Entries taken from a collection:
::::::::::

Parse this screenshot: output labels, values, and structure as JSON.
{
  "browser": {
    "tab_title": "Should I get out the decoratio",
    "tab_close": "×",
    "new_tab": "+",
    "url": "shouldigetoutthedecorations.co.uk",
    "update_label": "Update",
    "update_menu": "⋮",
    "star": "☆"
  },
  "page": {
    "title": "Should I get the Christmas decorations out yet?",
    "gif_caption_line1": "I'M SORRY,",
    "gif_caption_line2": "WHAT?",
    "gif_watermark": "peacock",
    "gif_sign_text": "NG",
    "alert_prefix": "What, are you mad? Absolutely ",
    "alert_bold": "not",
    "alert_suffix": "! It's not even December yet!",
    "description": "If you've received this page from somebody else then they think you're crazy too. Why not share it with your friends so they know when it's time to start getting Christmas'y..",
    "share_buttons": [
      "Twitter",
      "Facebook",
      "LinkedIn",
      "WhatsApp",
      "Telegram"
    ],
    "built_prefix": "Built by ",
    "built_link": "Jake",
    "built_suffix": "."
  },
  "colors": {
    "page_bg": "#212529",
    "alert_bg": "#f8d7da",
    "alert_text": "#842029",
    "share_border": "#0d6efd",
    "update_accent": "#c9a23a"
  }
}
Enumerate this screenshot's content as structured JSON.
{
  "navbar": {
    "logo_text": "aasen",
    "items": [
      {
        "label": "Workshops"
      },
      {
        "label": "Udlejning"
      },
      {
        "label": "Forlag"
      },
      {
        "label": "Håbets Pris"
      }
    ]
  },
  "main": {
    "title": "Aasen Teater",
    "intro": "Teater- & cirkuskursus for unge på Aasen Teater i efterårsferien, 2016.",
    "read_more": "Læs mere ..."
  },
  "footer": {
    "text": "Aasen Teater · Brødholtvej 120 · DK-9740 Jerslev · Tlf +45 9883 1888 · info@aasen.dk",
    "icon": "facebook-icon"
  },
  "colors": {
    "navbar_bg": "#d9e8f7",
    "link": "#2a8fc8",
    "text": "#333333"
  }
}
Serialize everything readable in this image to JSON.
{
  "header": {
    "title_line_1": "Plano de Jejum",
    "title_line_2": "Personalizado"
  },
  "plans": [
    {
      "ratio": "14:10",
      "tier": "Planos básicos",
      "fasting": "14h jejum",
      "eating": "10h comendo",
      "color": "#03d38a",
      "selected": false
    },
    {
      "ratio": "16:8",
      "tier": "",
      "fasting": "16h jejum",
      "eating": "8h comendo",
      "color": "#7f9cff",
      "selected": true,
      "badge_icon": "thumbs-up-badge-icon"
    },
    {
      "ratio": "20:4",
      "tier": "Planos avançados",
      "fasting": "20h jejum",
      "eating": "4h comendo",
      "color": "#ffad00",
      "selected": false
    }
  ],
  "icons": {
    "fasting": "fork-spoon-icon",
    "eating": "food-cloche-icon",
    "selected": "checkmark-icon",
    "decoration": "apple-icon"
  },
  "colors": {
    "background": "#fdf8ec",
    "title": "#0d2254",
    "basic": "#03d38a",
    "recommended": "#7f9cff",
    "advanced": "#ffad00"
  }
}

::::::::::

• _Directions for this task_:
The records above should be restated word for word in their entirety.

• _Written reply_:
Parse this screenshot: output labels, values, and structure as JSON.
{
  "browser": {
    "tab_title": "Should I get out the decoratio",
    "tab_close": "×",
    "new_tab": "+",
    "url": "shouldigetoutthedecorations.co.uk",
    "update_label": "Update",
    "update_menu": "⋮",
    "star": "☆"
  },
  "page": {
    "title": "Should I get the Christmas decorations out yet?",
    "gif_caption_line1": "I'M SORRY,",
    "gif_caption_line2": "WHAT?",
    "gif_watermark": "peacock",
    "gif_sign_text": "NG",
    "alert_prefix": "What, are you mad? Absolutely ",
    "alert_bold": "not",
    "alert_suffix": "! It's not even December yet!",
    "description": "If you've received this page from somebody else then they think you're crazy too. Why not share it with your friends so they know when it's time to start getting Christmas'y..",
    "share_buttons": [
      "Twitter",
      "Facebook",
      "LinkedIn",
      "WhatsApp",
      "Telegram"
    ],
    "built_prefix": "Built by ",
    "built_link": "Jake",
    "built_suffix": "."
  },
  "colors": {
    "page_bg": "#212529",
    "alert_bg": "#f8d7da",
    "alert_text": "#842029",
    "share_border": "#0d6efd",
    "update_accent": "#c9a23a"
  }
}
Enumerate this screenshot's content as structured JSON.
{
  "navbar": {
    "logo_text": "aasen",
    "items": [
      {
        "label": "Workshops"
      },
      {
        "label": "Udlejning"
      },
      {
        "label": "Forlag"
      },
      {
        "label": "Håbets Pris"
      }
    ]
  },
  "main": {
    "title": "Aasen Teater",
    "intro": "Teater- & cirkuskursus for unge på Aasen Teater i efterårsferien, 2016.",
    "read_more": "Læs mere ..."
  },
  "footer": {
    "text": "Aasen Teater · Brødholtvej 120 · DK-9740 Jerslev · Tlf +45 9883 1888 · info@aasen.dk",
    "icon": "facebook-icon"
  },
  "colors": {
    "navbar_bg": "#d9e8f7",
    "link": "#2a8fc8",
    "text": "#333333"
  }
}
Serialize everything readable in this image to JSON.
{
  "header": {
    "title_line_1": "Plano de Jejum",
    "title_line_2": "Personalizado"
  },
  "plans": [
    {
      "ratio": "14:10",
      "tier": "Planos básicos",
      "fasting": "14h jejum",
      "eating": "10h comendo",
      "color": "#03d38a",
      "selected": false
    },
    {
      "ratio": "16:8",
      "tier": "",
      "fasting": "16h jejum",
      "eating": "8h comendo",
      "color": "#7f9cff",
      "selected": true,
      "badge_icon": "thumbs-up-badge-icon"
    },
    {
      "ratio": "20:4",
      "tier": "Planos avançados",
      "fasting": "20h jejum",
      "eating": "4h comendo",
      "color": "#ffad00",
      "selected": false
    }
  ],
  "icons": {
    "fasting": "fork-spoon-icon",
    "eating": "food-cloche-icon",
    "selected": "checkmark-icon",
    "decoration": "apple-icon"
  },
  "colors": {
    "background": "#fdf8ec",
    "title": "#0d2254",
    "basic": "#03d38a",
    "recommended": "#7f9cff",
    "advanced": "#ffad00"
  }
}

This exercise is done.